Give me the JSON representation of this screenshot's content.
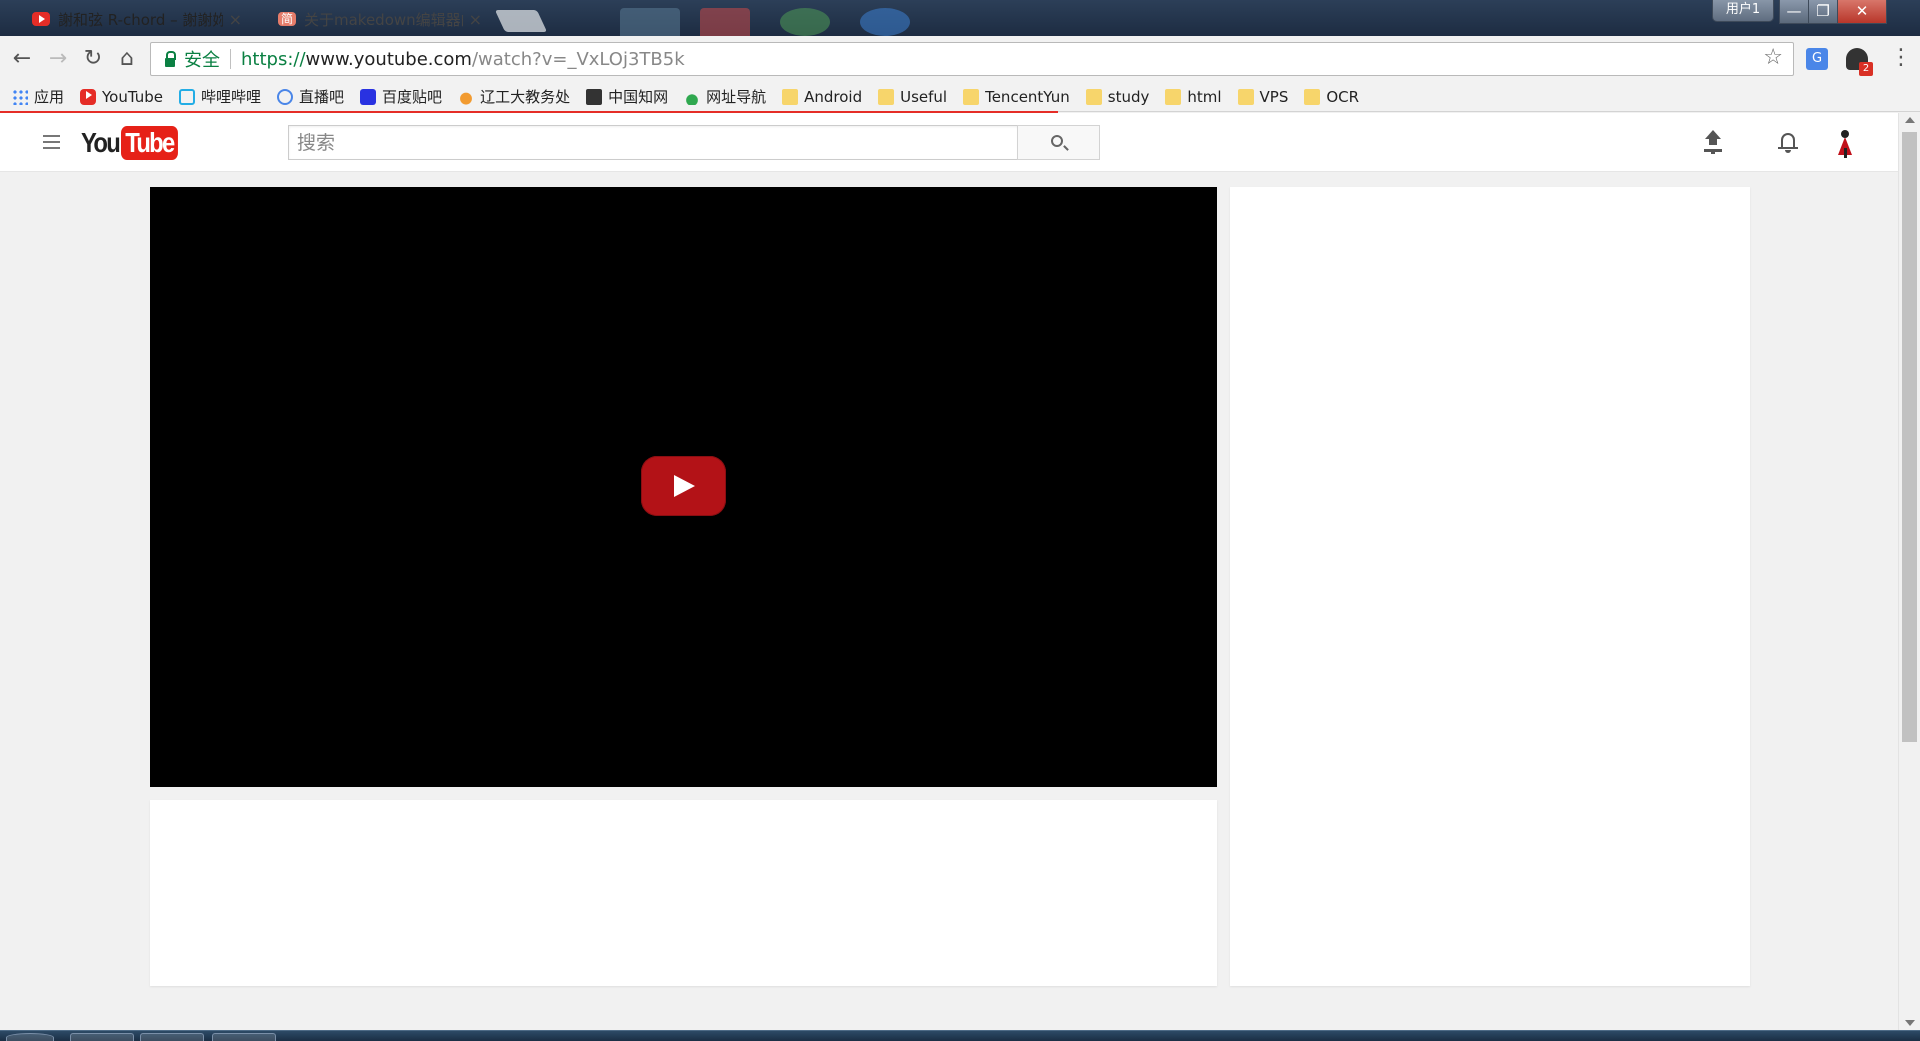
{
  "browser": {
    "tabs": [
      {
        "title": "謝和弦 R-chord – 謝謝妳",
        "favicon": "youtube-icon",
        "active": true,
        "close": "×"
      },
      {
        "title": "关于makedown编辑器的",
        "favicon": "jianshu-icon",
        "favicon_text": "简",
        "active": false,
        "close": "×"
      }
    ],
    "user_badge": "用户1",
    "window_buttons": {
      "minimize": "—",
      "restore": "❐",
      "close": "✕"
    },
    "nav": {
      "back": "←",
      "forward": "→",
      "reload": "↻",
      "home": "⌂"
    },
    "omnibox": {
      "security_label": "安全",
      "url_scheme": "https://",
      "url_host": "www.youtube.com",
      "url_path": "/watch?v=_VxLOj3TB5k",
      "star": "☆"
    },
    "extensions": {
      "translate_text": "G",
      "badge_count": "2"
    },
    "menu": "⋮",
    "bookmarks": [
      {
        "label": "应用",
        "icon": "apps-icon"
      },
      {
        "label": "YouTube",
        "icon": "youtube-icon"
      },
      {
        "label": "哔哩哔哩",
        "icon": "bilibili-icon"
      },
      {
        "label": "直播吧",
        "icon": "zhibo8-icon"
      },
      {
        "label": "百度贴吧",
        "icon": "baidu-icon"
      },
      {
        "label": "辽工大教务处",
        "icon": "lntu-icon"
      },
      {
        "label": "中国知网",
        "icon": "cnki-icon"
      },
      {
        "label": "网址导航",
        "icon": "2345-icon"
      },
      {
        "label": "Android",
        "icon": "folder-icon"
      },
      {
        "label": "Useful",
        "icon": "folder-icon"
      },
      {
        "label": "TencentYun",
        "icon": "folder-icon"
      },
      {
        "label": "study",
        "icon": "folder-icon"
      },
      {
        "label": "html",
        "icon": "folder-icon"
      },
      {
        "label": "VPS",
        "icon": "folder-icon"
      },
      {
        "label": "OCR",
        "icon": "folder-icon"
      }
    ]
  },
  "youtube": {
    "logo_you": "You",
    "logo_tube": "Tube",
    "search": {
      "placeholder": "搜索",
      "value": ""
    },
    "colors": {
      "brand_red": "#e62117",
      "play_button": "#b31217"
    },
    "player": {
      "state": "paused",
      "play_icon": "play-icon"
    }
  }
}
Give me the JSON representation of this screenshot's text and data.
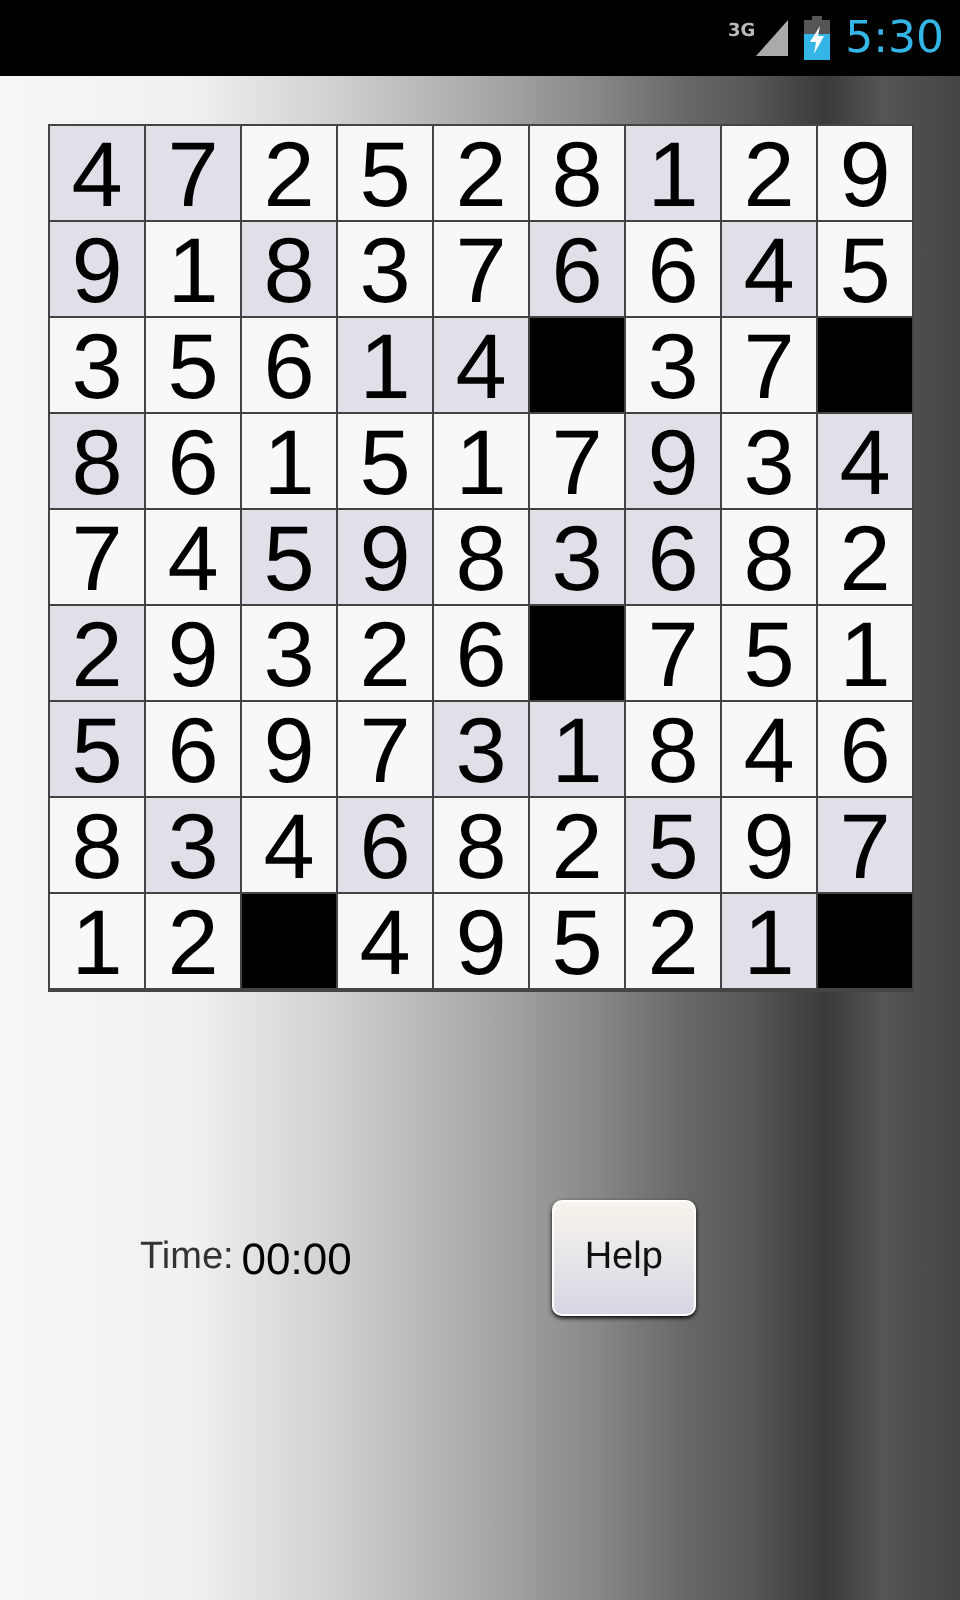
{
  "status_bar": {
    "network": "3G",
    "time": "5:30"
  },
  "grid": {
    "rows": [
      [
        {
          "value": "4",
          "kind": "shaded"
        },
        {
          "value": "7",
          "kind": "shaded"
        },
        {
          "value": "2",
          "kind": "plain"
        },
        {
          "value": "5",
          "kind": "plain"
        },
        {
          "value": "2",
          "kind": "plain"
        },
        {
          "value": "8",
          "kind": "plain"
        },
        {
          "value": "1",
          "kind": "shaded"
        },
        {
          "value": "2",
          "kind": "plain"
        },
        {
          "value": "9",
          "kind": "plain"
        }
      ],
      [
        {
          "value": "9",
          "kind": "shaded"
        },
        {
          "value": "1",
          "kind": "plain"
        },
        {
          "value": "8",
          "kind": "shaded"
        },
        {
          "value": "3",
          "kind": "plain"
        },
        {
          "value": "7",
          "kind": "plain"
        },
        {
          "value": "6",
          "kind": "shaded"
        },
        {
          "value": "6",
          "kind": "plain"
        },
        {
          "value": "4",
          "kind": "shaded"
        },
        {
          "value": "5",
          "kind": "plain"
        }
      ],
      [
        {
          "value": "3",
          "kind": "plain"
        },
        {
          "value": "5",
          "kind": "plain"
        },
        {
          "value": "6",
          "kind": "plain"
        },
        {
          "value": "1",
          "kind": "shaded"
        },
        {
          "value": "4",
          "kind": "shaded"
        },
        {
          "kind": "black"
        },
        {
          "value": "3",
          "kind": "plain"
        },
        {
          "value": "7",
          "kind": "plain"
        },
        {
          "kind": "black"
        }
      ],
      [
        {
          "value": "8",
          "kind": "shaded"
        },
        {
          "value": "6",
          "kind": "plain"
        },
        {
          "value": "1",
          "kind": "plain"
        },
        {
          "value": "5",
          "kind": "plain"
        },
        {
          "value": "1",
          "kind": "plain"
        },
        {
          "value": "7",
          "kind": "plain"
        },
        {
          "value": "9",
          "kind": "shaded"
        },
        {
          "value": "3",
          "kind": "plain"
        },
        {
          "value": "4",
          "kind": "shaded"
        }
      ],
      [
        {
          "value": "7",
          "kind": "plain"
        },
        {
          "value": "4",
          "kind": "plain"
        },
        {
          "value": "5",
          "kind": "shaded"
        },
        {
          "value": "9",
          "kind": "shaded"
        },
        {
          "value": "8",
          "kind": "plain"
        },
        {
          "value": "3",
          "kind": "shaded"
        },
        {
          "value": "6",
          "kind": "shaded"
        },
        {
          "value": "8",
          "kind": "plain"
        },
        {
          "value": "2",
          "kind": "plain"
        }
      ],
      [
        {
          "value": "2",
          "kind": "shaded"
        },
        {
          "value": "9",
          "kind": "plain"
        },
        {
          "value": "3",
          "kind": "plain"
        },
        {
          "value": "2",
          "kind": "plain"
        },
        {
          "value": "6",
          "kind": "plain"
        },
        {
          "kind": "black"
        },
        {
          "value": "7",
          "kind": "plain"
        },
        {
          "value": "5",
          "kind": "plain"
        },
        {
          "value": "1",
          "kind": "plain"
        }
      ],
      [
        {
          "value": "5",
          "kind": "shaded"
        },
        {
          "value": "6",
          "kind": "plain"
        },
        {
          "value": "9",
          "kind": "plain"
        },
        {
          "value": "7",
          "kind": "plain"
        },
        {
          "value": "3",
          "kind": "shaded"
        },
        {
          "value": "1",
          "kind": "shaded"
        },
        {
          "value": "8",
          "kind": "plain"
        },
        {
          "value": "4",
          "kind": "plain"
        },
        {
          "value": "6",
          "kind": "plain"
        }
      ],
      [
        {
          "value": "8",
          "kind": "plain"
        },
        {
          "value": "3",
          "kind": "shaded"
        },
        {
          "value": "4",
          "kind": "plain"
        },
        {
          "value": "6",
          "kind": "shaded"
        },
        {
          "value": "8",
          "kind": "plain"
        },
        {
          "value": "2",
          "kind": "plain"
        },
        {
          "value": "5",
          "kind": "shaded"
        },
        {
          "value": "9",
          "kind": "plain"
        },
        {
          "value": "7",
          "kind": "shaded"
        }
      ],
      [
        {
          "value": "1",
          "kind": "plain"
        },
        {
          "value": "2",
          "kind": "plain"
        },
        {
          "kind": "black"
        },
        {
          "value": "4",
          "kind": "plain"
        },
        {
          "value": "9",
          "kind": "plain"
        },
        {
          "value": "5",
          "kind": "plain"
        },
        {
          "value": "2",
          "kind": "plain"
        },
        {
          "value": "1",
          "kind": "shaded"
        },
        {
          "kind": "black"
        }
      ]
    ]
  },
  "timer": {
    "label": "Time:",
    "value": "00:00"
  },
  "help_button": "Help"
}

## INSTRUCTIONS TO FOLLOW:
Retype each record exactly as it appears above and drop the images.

## FINISHED EXERCISE:
Give me the JSON representation of this screenshot's content.
{
  "browser": {
    "tabs": [
      {
        "title": "謝和弦 R-chord – 謝謝妳",
        "favicon": "youtube-icon",
        "active": true,
        "close": "×"
      },
      {
        "title": "关于makedown编辑器的",
        "favicon": "jianshu-icon",
        "favicon_text": "简",
        "active": false,
        "close": "×"
      }
    ],
    "user_badge": "用户1",
    "window_buttons": {
      "minimize": "—",
      "restore": "❐",
      "close": "✕"
    },
    "nav": {
      "back": "←",
      "forward": "→",
      "reload": "↻",
      "home": "⌂"
    },
    "omnibox": {
      "security_label": "安全",
      "url_scheme": "https://",
      "url_host": "www.youtube.com",
      "url_path": "/watch?v=_VxLOj3TB5k",
      "star": "☆"
    },
    "extensions": {
      "translate_text": "G",
      "badge_count": "2"
    },
    "menu": "⋮",
    "bookmarks": [
      {
        "label": "应用",
        "icon": "apps-icon"
      },
      {
        "label": "YouTube",
        "icon": "youtube-icon"
      },
      {
        "label": "哔哩哔哩",
        "icon": "bilibili-icon"
      },
      {
        "label": "直播吧",
        "icon": "zhibo8-icon"
      },
      {
        "label": "百度贴吧",
        "icon": "baidu-icon"
      },
      {
        "label": "辽工大教务处",
        "icon": "lntu-icon"
      },
      {
        "label": "中国知网",
        "icon": "cnki-icon"
      },
      {
        "label": "网址导航",
        "icon": "2345-icon"
      },
      {
        "label": "Android",
        "icon": "folder-icon"
      },
      {
        "label": "Useful",
        "icon": "folder-icon"
      },
      {
        "label": "TencentYun",
        "icon": "folder-icon"
      },
      {
        "label": "study",
        "icon": "folder-icon"
      },
      {
        "label": "html",
        "icon": "folder-icon"
      },
      {
        "label": "VPS",
        "icon": "folder-icon"
      },
      {
        "label": "OCR",
        "icon": "folder-icon"
      }
    ]
  },
  "youtube": {
    "logo_you": "You",
    "logo_tube": "Tube",
    "search": {
      "placeholder": "搜索",
      "value": ""
    },
    "colors": {
      "brand_red": "#e62117",
      "play_button": "#b31217"
    },
    "player": {
      "state": "paused",
      "play_icon": "play-icon"
    }
  }
}
Give me the JSON representation of this screenshot's text and data.
{
  "status_bar": {
    "network": "3G",
    "time": "5:30"
  },
  "grid": {
    "rows": [
      [
        {
          "value": "4",
          "kind": "shaded"
        },
        {
          "value": "7",
          "kind": "shaded"
        },
        {
          "value": "2",
          "kind": "plain"
        },
        {
          "value": "5",
          "kind": "plain"
        },
        {
          "value": "2",
          "kind": "plain"
        },
        {
          "value": "8",
          "kind": "plain"
        },
        {
          "value": "1",
          "kind": "shaded"
        },
        {
          "value": "2",
          "kind": "plain"
        },
        {
          "value": "9",
          "kind": "plain"
        }
      ],
      [
        {
          "value": "9",
          "kind": "shaded"
        },
        {
          "value": "1",
          "kind": "plain"
        },
        {
          "value": "8",
          "kind": "shaded"
        },
        {
          "value": "3",
          "kind": "plain"
        },
        {
          "value": "7",
          "kind": "plain"
        },
        {
          "value": "6",
          "kind": "shaded"
        },
        {
          "value": "6",
          "kind": "plain"
        },
        {
          "value": "4",
          "kind": "shaded"
        },
        {
          "value": "5",
          "kind": "plain"
        }
      ],
      [
        {
          "value": "3",
          "kind": "plain"
        },
        {
          "value": "5",
          "kind": "plain"
        },
        {
          "value": "6",
          "kind": "plain"
        },
        {
          "value": "1",
          "kind": "shaded"
        },
        {
          "value": "4",
          "kind": "shaded"
        },
        {
          "kind": "black"
        },
        {
          "value": "3",
          "kind": "plain"
        },
        {
          "value": "7",
          "kind": "plain"
        },
        {
          "kind": "black"
        }
      ],
      [
        {
          "value": "8",
          "kind": "shaded"
        },
        {
          "value": "6",
          "kind": "plain"
        },
        {
          "value": "1",
          "kind": "plain"
        },
        {
          "value": "5",
          "kind": "plain"
        },
        {
          "value": "1",
          "kind": "plain"
        },
        {
          "value": "7",
          "kind": "plain"
        },
        {
          "value": "9",
          "kind": "shaded"
        },
        {
          "value": "3",
          "kind": "plain"
        },
        {
          "value": "4",
          "kind": "shaded"
        }
      ],
      [
        {
          "value": "7",
          "kind": "plain"
        },
        {
          "value": "4",
          "kind": "plain"
        },
        {
          "value": "5",
          "kind": "shaded"
        },
        {
          "value": "9",
          "kind": "shaded"
        },
        {
          "value": "8",
          "kind": "plain"
        },
        {
          "value": "3",
          "kind": "shaded"
        },
        {
          "value": "6",
          "kind": "shaded"
        },
        {
          "value": "8",
          "kind": "plain"
        },
        {
          "value": "2",
          "kind": "plain"
        }
      ],
      [
        {
          "value": "2",
          "kind": "shaded"
        },
        {
          "value": "9",
          "kind": "plain"
        },
        {
          "value": "3",
          "kind": "plain"
        },
        {
          "value": "2",
          "kind": "plain"
        },
        {
          "value": "6",
          "kind": "plain"
        },
        {
          "kind": "black"
        },
        {
          "value": "7",
          "kind": "plain"
        },
        {
          "value": "5",
          "kind": "plain"
        },
        {
          "value": "1",
          "kind": "plain"
        }
      ],
      [
        {
          "value": "5",
          "kind": "shaded"
        },
        {
          "value": "6",
          "kind": "plain"
        },
        {
          "value": "9",
          "kind": "plain"
        },
        {
          "value": "7",
          "kind": "plain"
        },
        {
          "value": "3",
          "kind": "shaded"
        },
        {
          "value": "1",
          "kind": "shaded"
        },
        {
          "value": "8",
          "kind": "plain"
        },
        {
          "value": "4",
          "kind": "plain"
        },
        {
          "value": "6",
          "kind": "plain"
        }
      ],
      [
        {
          "value": "8",
          "kind": "plain"
        },
        {
          "value": "3",
          "kind": "shaded"
        },
        {
          "value": "4",
          "kind": "plain"
        },
        {
          "value": "6",
          "kind": "shaded"
        },
        {
          "value": "8",
          "kind": "plain"
        },
        {
          "value": "2",
          "kind": "plain"
        },
        {
          "value": "5",
          "kind": "shaded"
        },
        {
          "value": "9",
          "kind": "plain"
        },
        {
          "value": "7",
          "kind": "shaded"
        }
      ],
      [
        {
          "value": "1",
          "kind": "plain"
        },
        {
          "value": "2",
          "kind": "plain"
        },
        {
          "kind": "black"
        },
        {
          "value": "4",
          "kind": "plain"
        },
        {
          "value": "9",
          "kind": "plain"
        },
        {
          "value": "5",
          "kind": "plain"
        },
        {
          "value": "2",
          "kind": "plain"
        },
        {
          "value": "1",
          "kind": "shaded"
        },
        {
          "kind": "black"
        }
      ]
    ]
  },
  "timer": {
    "label": "Time:",
    "value": "00:00"
  },
  "help_button": "Help"
}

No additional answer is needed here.